National Thoroughbred Racing Association (NTRA) President and Chief Executive Officer Alex Waldrop today announced that he will retire at the end of 2021 after 15 years at the helm of the organization. 

Waldrop has had a distinguished career in the horse racing industry, serving as President of Churchill Downs and later as Chair of the equine, gaming, and entertainment practice group at the Kentucky-based law firm Wyatt, Tarrant & Combs, where he served as the NTRA’s general counsel before joining the organization full-time in his current role.

During Waldrop’s tenure at the NTRA, the association transitioned from a member dues-driven organization into a self-sustaining, program-driven operation with more than 90 percent of the entity’s revenues now derived from programs that support the industry. 

Under Waldrop’s leadership, the NTRA grew its footprint in Washington, D.C., solidifying its position as the industry’s leading voice and the entity that represents all segments of the Thoroughbred industry on Capitol Hill. As the trade association for the Thoroughbred industry, the NTRA has focused its lobbying on legislation having a direct and material impact on its members and their business activities as they relate to horse racing, breeding and pari-mutuel wagering. 

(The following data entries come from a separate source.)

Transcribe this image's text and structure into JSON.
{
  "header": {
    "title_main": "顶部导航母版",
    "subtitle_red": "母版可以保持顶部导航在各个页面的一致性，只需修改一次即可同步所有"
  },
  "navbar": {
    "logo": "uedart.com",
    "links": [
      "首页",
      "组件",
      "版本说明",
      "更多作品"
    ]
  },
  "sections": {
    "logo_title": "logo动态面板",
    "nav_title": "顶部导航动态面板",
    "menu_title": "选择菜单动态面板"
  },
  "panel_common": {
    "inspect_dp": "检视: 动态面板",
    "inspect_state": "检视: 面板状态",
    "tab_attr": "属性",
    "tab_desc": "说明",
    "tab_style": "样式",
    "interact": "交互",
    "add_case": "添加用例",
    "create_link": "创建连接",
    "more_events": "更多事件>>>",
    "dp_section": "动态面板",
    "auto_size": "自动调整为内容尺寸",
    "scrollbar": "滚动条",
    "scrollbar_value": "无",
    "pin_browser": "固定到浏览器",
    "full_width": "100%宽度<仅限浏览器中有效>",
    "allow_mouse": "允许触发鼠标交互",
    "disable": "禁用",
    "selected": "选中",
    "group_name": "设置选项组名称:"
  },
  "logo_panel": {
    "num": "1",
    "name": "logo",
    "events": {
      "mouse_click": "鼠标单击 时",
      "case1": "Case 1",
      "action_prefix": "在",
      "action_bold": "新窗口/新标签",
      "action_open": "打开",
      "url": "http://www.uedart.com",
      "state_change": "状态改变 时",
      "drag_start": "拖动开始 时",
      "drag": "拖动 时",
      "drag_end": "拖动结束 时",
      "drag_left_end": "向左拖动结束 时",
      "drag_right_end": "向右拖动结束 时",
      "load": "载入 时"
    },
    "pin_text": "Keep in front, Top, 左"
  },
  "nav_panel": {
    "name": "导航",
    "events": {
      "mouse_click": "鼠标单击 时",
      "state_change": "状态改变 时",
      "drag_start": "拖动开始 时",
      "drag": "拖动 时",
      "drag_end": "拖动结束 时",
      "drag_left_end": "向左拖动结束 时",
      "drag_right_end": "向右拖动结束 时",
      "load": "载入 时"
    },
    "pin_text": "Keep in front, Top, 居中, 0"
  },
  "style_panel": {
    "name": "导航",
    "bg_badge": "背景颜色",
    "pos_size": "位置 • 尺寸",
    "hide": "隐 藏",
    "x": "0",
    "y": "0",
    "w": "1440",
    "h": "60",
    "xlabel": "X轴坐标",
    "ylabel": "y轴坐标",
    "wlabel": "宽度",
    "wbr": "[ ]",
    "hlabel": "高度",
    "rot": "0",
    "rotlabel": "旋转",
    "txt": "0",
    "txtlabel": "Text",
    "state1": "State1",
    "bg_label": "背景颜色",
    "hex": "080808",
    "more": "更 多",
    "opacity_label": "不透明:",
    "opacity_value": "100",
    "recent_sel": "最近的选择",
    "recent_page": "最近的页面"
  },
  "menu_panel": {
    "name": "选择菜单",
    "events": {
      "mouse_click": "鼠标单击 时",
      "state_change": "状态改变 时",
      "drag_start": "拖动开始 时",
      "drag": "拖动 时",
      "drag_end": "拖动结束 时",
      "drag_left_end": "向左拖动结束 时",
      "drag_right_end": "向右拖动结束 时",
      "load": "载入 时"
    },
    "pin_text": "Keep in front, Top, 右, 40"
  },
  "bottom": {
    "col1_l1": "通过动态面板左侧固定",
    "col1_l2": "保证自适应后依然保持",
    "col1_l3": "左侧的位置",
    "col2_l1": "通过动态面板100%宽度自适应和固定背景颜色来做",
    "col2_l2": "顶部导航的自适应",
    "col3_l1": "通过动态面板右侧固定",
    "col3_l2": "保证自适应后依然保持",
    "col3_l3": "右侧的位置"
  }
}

“My decision to step down at the end of this year is driven by the knowledge that the NTRA is now financially strong and strategically well positioned to lead on key issues affecting Thoroughbred racing,” said Waldrop. “It’s the right time for new leadership to take the reins and lead the organization in new and exciting directions. While I will truly miss my colleagues at the NTRA, I am certain they are prepared to meet the challenges ahead. I also have great confidence in the NTRA Board to lead the organization through this time of transition.” 

Throughout much of 2020, the NTRA worked to ensure that the industry was not left behind as federal lawmakers crafted numerous important pieces of economic stimulus legislation tied to COVID-19 relief. Another major focus of the NTRA over the past two years was the ultimate passage of the Horseracing Integrity and Safety Act (HISA), which became law in December 2020.

The NTRA played a key role in bringing together various factions of the industry represented on the NTRA Board to find common ground in their support of HISA. Support of and by horseplayers led to one of the biggest highlights during Waldrop’s time at the NTRA when in 2017 the U.S. Treasury Department formally adopted modernized regulations regarding the withholding and reporting of winning pari-mutuel wagers. The new regulations were the culmination of nearly a decade of work on Capitol Hill by the NTRA, and overnight resulted in dramatically reduced reporting obligations for horseplayers and practically eliminated withholding on winning wagers, allowing horseplayers to retain more of their winnings and leading to higher pari-mutuel handle. 

Waldrop also serves as President of NTRA Horse PAC®, the Federal Political Action Committee of the NTRA that has raised more than $5 million through voluntary contributions to support political parties and candidates for elective office at the federal level. 

In 2008, Waldrop and the NTRA led an industry-wide effort that resulted in the creation of the NTRA Safety and Integrity Alliance, an entirely new program and self-regulatory body that for more than a decade has identified and implemented national safety and integrity standards at many of the nation’s leading racetracks. Since its inception, the Alliance has helped spearhead reforms in the areas of improved medication and testing policies; guidelines for injury reporting and prevention; safety research; providing a safer racing environment; and post-racing care for retired race horses.  

During Waldrop’s tenure, the NTRA National Horseplayers Championship grew from an event offering just over $500,000 in prize money to one that now offers purses and awards totaling nearly $4 million.

The NTRA’s group purchasing arm, NTRA Advantage, realized unparalleled success during Waldrop’s tenure. Advantage surpassed $1 billion in sales to the equine industry in 2019 and has provided nearly $200 million in savings to industry participants. Longtime Advantage partner John Deere is among the industry’s longest-running sponsors through its support of Churchill Downs, the Breeders’ Cup and the Advantage program. 

Earlier in Waldrop’s career, as President of Churchill Downs racetrack, he led the effort to develop a master plan for renovation of the historic Churchill Downs, which led to a $126 million modernization of the facility and paved the way for future capital investments on the property that continue to this day.